The international connections has lead to Kasper having his steady trio with a virtuoso tabla player from Singapore, Nantha Kumar and the guitar ace of flamenco jazz, Luís Gallo.
Also an important connection has been established with another Copenhagen-born adventure seeker, who also goes to WOMEX every year: kanun- and darbuka player, Lars Bo Kujahn, who for many years has been the leader of the international world band, Oriental Mood.
Together Kasper and Lars have established the duo Word’N Global, which made it’s debut on record in 2020, featuring the South Indian bansuri flute virtuoso, Shashank Subramanyam and Chris Poole, the female American-born flute player, who has lived in Denmark since 1975. She has worked with Kasper Soeborg for many years.
Exploring via dreams
Kasper still sees himself as a musical explorer, who is on the move full of curiosity in search of new impressions:
-I am still an explorer, but I also have my own sound. But my experience is, that even though one knows a lot of theory, it does not always lead to better music, but it means, that one has tools to work on the various ideas and impressions, that come along. But it is rare, that I create music out of any theoretical dogma. The wonder happens when it arrives more or less on it’s own accord as a result of me exploring on the guitar or coming to me by way of dreams. Some nights I wake up and can remember a line of notes creating a piece of a melody or a line of chords and it can happen, that the connection between the two worlds open up. Then it is as if somebody opens a door, and I know, that someone or something is behind. And then it is just a question of time, with regard to how long time it takes for me to work on that vibration or atmosphere, which I have received, and that is where I can use all my tools, Kasper Soeborg explains.
-My process is both irrational and rational, because it is transported on a feeling, just like a landscape can have an expression or a dream can be of enormous intensity – and I do work a lot with dreams – but I try to hold on to a definite direction, and that is very much defining for me, Kasper Soeborg says about his way of composing and goes deeper:
-And if I have that feeling and both the intro, verse and perhaps a chorus of some kind, and also things that are not supposed to be there, then I have the theory to work it out. So where inspiration stops and I don’t get more inspirational gifts, I can re-think and try different things.
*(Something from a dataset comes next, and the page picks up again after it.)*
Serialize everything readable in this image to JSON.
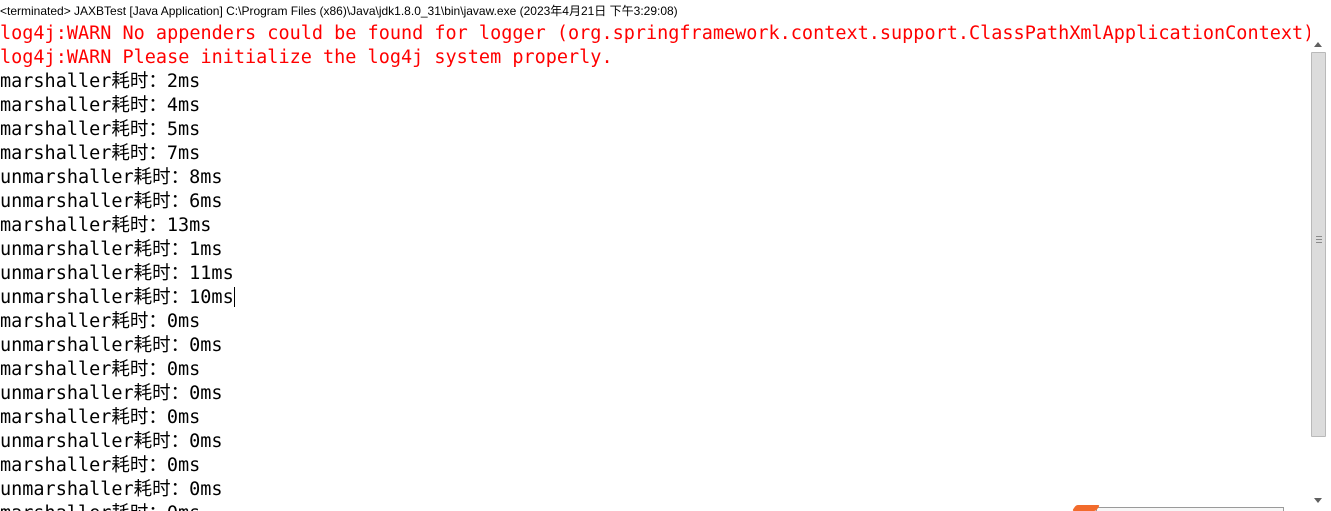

And so it usually all falls into place, says Kasper Soeborg.
article posted by:Kasper Søeborg Ohlsen, Ohlsen, Kasper Søeborg